China-Russia military cooperation a cause for wariness

China and Russia have increased their military activities, and North Korea has repeatedly launched missiles. In light of the growing threat, Japan must steadily enhance its deterrence capabilities.

The 2022 edition of the defense white paper has been released. It analyzes the security environment around Japan, aiming to demonstrate the direction of defense policy.

The white paper condemned Russia’s invasion of Ukraine as a “serious violation of international law and the U.N. Charter.” Referring to the possibility of an isolated Russia deepening military cooperation with China, it emphasized that the situations “warrant concern and must continue to be closely monitored.”

Last autumn, a group of 10 naval vessels from China and Russia sailed around Japan for exercises. In May this year, six bombers from both countries jointly flew around Japan. Some observers view these not as mere demonstrations but rather moves with actual warfare in mind.

The Self-Defense Forces need to take all possible precautions in their surveillance activities while sharing plans with the United States and continuing to train with U.S. forces.

Another feature of this year’s white paper is a substantial expansion of the description of the situation in Taiwan. In an analysis from the Taiwan side, the report presents a scenario in which China first launches “cognitive warfare” by spreading disinformation to create panic among the people, after which Chinese troops land and take control of the island.

If a Taiwan contingency were to occur, it could possibly affect to the Nansei Islands.

China Coast Guard vessels have already repeatedly intruded into Japan’s territorial waters around the Senkaku Islands. There have also been notable cases of Chinese naval vessels navigating in these waters.

It is obvious that China, which claims territorial rights to the Senkaku Islands, is trying to make it a fait accompli. The Japan Coast Guard and the Self-Defense Forces should strengthen their cooperation so that they can respond to all possible situations.

The white paper notes that “all options are being considered as we formulate a new national security strategy” for measures to deal with new types of missiles developed by China, Russia and North Korea. In addition to improving conventional interception capabilities, the need to possess counterattack capabilities is taken as a given.

The government plans to purchase “standoff missiles” from the United States and other countries that can be launched from outside the range of an enemy. It is also working on the development of improved domestically produced surface-to-ship guided missiles with a much longer range. A system that can reliably operate these missiles must be established.

Enhancing the defense technology foundation is another important theme. In recent years, Japan has continued to purchase state-of-the-art defense equipment from the United States under the framework of its Foreign Military Sales (FMS) security assistance program. On the other hand, equipment procured domestically has been on the decline.

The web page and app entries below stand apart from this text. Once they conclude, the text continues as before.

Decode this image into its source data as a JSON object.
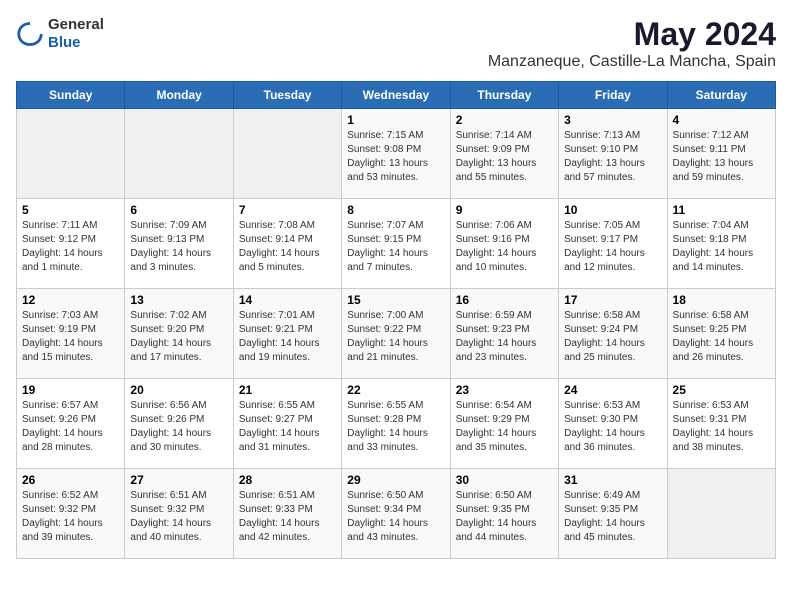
{
  "header": {
    "logo_general": "General",
    "logo_blue": "Blue",
    "title": "May 2024",
    "subtitle": "Manzaneque, Castille-La Mancha, Spain"
  },
  "days_of_week": [
    "Sunday",
    "Monday",
    "Tuesday",
    "Wednesday",
    "Thursday",
    "Friday",
    "Saturday"
  ],
  "weeks": [
    [
      {
        "day": "",
        "info": ""
      },
      {
        "day": "",
        "info": ""
      },
      {
        "day": "",
        "info": ""
      },
      {
        "day": "1",
        "info": "Sunrise: 7:15 AM\nSunset: 9:08 PM\nDaylight: 13 hours and 53 minutes."
      },
      {
        "day": "2",
        "info": "Sunrise: 7:14 AM\nSunset: 9:09 PM\nDaylight: 13 hours and 55 minutes."
      },
      {
        "day": "3",
        "info": "Sunrise: 7:13 AM\nSunset: 9:10 PM\nDaylight: 13 hours and 57 minutes."
      },
      {
        "day": "4",
        "info": "Sunrise: 7:12 AM\nSunset: 9:11 PM\nDaylight: 13 hours and 59 minutes."
      }
    ],
    [
      {
        "day": "5",
        "info": "Sunrise: 7:11 AM\nSunset: 9:12 PM\nDaylight: 14 hours and 1 minute."
      },
      {
        "day": "6",
        "info": "Sunrise: 7:09 AM\nSunset: 9:13 PM\nDaylight: 14 hours and 3 minutes."
      },
      {
        "day": "7",
        "info": "Sunrise: 7:08 AM\nSunset: 9:14 PM\nDaylight: 14 hours and 5 minutes."
      },
      {
        "day": "8",
        "info": "Sunrise: 7:07 AM\nSunset: 9:15 PM\nDaylight: 14 hours and 7 minutes."
      },
      {
        "day": "9",
        "info": "Sunrise: 7:06 AM\nSunset: 9:16 PM\nDaylight: 14 hours and 10 minutes."
      },
      {
        "day": "10",
        "info": "Sunrise: 7:05 AM\nSunset: 9:17 PM\nDaylight: 14 hours and 12 minutes."
      },
      {
        "day": "11",
        "info": "Sunrise: 7:04 AM\nSunset: 9:18 PM\nDaylight: 14 hours and 14 minutes."
      }
    ],
    [
      {
        "day": "12",
        "info": "Sunrise: 7:03 AM\nSunset: 9:19 PM\nDaylight: 14 hours and 15 minutes."
      },
      {
        "day": "13",
        "info": "Sunrise: 7:02 AM\nSunset: 9:20 PM\nDaylight: 14 hours and 17 minutes."
      },
      {
        "day": "14",
        "info": "Sunrise: 7:01 AM\nSunset: 9:21 PM\nDaylight: 14 hours and 19 minutes."
      },
      {
        "day": "15",
        "info": "Sunrise: 7:00 AM\nSunset: 9:22 PM\nDaylight: 14 hours and 21 minutes."
      },
      {
        "day": "16",
        "info": "Sunrise: 6:59 AM\nSunset: 9:23 PM\nDaylight: 14 hours and 23 minutes."
      },
      {
        "day": "17",
        "info": "Sunrise: 6:58 AM\nSunset: 9:24 PM\nDaylight: 14 hours and 25 minutes."
      },
      {
        "day": "18",
        "info": "Sunrise: 6:58 AM\nSunset: 9:25 PM\nDaylight: 14 hours and 26 minutes."
      }
    ],
    [
      {
        "day": "19",
        "info": "Sunrise: 6:57 AM\nSunset: 9:26 PM\nDaylight: 14 hours and 28 minutes."
      },
      {
        "day": "20",
        "info": "Sunrise: 6:56 AM\nSunset: 9:26 PM\nDaylight: 14 hours and 30 minutes."
      },
      {
        "day": "21",
        "info": "Sunrise: 6:55 AM\nSunset: 9:27 PM\nDaylight: 14 hours and 31 minutes."
      },
      {
        "day": "22",
        "info": "Sunrise: 6:55 AM\nSunset: 9:28 PM\nDaylight: 14 hours and 33 minutes."
      },
      {
        "day": "23",
        "info": "Sunrise: 6:54 AM\nSunset: 9:29 PM\nDaylight: 14 hours and 35 minutes."
      },
      {
        "day": "24",
        "info": "Sunrise: 6:53 AM\nSunset: 9:30 PM\nDaylight: 14 hours and 36 minutes."
      },
      {
        "day": "25",
        "info": "Sunrise: 6:53 AM\nSunset: 9:31 PM\nDaylight: 14 hours and 38 minutes."
      }
    ],
    [
      {
        "day": "26",
        "info": "Sunrise: 6:52 AM\nSunset: 9:32 PM\nDaylight: 14 hours and 39 minutes."
      },
      {
        "day": "27",
        "info": "Sunrise: 6:51 AM\nSunset: 9:32 PM\nDaylight: 14 hours and 40 minutes."
      },
      {
        "day": "28",
        "info": "Sunrise: 6:51 AM\nSunset: 9:33 PM\nDaylight: 14 hours and 42 minutes."
      },
      {
        "day": "29",
        "info": "Sunrise: 6:50 AM\nSunset: 9:34 PM\nDaylight: 14 hours and 43 minutes."
      },
      {
        "day": "30",
        "info": "Sunrise: 6:50 AM\nSunset: 9:35 PM\nDaylight: 14 hours and 44 minutes."
      },
      {
        "day": "31",
        "info": "Sunrise: 6:49 AM\nSunset: 9:35 PM\nDaylight: 14 hours and 45 minutes."
      },
      {
        "day": "",
        "info": ""
      }
    ]
  ]
}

If the nation’s defense industry tapers off, the number of engineers will dry up, making it impossible to procure and repair equipment. Also, from the viewpoint of fostering the domestic industry, it is important to secure an adequate budget for research and development.

(From The Yomiuri Shimbun, July 23, 2022)